Film Score: Adrian Johnston Cinematography: Eigil Bryld
Starring: Anne Hathaway, James McAvoy, James Cromwell and Maggie Smith
Shakespeare in Love, this film attempts to show the author falling in love, as well as being inspired to write one of her novels, Pride and Prejudice, through her own personal experience. Becoming Jane is, of course, about Jane Austen and her supposed infatuation with Irish law student Thomas Lefroy. It’s an ingenious concoction, especially in the way that the story in keeping with the kind of novels that Austen wrote. The Shakespeare film did the same thing. Despite it’s anachronistic parallel with Hollywood, and the fact that he was working on a tragedy, the film itself is more akin to one of his many comedies. By the same token, the Austen film demonstrates the way that she used the personalities of those people around her, including herself, to people her novels, and puts her romance--if there really was one--into the form of one of her stories. Director Julian Jarrold had worked primarily in television up to this point in his career, moving out of series work and into TV movies. His previous feature prior to this was the successful Kinky Boots, and he would go immediately from the Austen film into the remake of Brideshead Revisited before returning to the small screen.
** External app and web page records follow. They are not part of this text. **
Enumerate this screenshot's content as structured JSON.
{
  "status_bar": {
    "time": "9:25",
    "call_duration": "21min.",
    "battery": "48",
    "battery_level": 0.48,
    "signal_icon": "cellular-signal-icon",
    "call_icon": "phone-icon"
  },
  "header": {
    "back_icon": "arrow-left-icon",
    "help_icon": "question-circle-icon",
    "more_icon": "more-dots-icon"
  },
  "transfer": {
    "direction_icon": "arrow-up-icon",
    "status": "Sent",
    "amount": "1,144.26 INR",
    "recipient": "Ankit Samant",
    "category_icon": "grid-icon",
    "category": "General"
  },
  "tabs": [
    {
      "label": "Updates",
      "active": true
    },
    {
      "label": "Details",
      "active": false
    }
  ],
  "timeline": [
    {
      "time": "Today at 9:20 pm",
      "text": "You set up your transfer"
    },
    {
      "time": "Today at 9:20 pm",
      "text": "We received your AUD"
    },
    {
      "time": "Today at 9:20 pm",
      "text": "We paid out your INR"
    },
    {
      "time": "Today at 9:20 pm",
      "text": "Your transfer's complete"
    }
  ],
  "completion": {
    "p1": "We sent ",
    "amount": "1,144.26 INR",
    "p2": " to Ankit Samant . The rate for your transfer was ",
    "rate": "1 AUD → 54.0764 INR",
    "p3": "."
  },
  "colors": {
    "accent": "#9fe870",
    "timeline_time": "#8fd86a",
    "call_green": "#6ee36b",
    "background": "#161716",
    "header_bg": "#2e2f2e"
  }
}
He brought along with him TV writers Sarah Williams and Kevin Hood and together they created a wonderful Jane Austen pastiche.
The film begins in the English countryside, with Anne Hathaway as Austin suffering from writer’s block. It’s early in the morning and she plays the piano for inspiration, waking everyone in the house in the process. Meanwhile James McAvoy as a law student in London, is trying to experience everything in life, from boxing to whores, and when he comes late to court his uncle, Ian Richardson, decides to teach him a lesson by sending him to the country, the deep country. It’s there that he comes late again to a gathering hosted by James Cromwell as Reverand Austen. Hathaway is reading aloud one of her stories about her sister, Anna Maxwell Martin, and her engagement. McAvoy can barely stay awake, and when Hathaway hears him insult her work, the two become the best of enemies. After a ball, in which the two go toe-to-toe exchanging barbs, her writer’s block is broken as she begins spewing forth adjectives to describe his uncouth behavior. But while the theory of opposites attracting is playing itself out, matron Maggie Smith wants to marry her nephew off to Hathaway. He has an income of his own as well as the promise of inheriting Smith’s estate, while McAvoy lives on the charity of his uncle. The only problem is that the nephew, Laurence Fox, has no personality whatsoever. To make matters worse, the Austen’s are little more than paupers and Hathaway’s mother, Julie Walters, is desperate for her to marry into money.
It’s not until McAvoy’s last night in the country that Hathaway allows her sense to rule over her sensibility and goes away with her brother and a countess to visit McAvoy’s uncle in London, in order to persuade him that she would be a suitable match for his nephew. But as in her books, Richardson is nearly apoplectic with rage at McAvoy marrying mere peasant and threatens to cut him off of funds altogether. What’s so fascinating about the screenplay by Williams and Hood is the way in which they come up with a motivation behind the novels. Hathaway says at one point that she wants to write about the truth, that bad things happen to good people and she intends to show that. But after her experiences with love and heartbreak, she turns her work into a way to right the wrongs done to people by reality. As with most of the films of this type, the British film industry has the production design down to a science. The costumes and sets are incredibly realistic and add the necessary verisimilitude to the project. Julian Jerrold doesn’t bring a whole lot of interest to the framing of the story but, to his credit, he doesn’t botch things either. In the same way, the film score by Adrian Johnston--another of Jerrold’s longtime partners--may fail to transcend, but it is serviceable and ultimately unobtrusive.
Obviously the real draw, other than the story itself, is the acting. Anne Hathaway is, at first, an unusual choice to play the British author. Her accent isn’t quite right, and while she is supposed to be a rebel of sorts, there seems to be a bit too much of the American in her performance. Nevertheless, she is someone that the audience can warm to as the film goes on and winds up doing a solid job as the heroine. James McAvoy, on the other hand, is perfection. He has a youthful charm and a joie de vivre that mirrors his character’s enthusiasm and recklessness. And he also has the added benefit of actually being British. The two of them are so good together that it really makes the climax all the more emotionally powerful. James Cromwell, another interesting choice as Hathaway’s father, doesn’t get enough screen time to do more than lend recognition to the role. It’s also unfortunate that Anna Maxwell Martin didn’t have a bigger part, as her quite innocence is a welcome balance to Hathaway’s more impassioned character. Maggie Smith naturally brings a wealth of gravitas to the part of the rich widow, and just a few years she would go on to a more comic character in Downton Abbey. Ultimately, Becoming Jane is a film that is far greater than the sum of its parts and, while not an obvious masterpiece, it certainly has plenty of glimpses of greatness that make it highly recommended.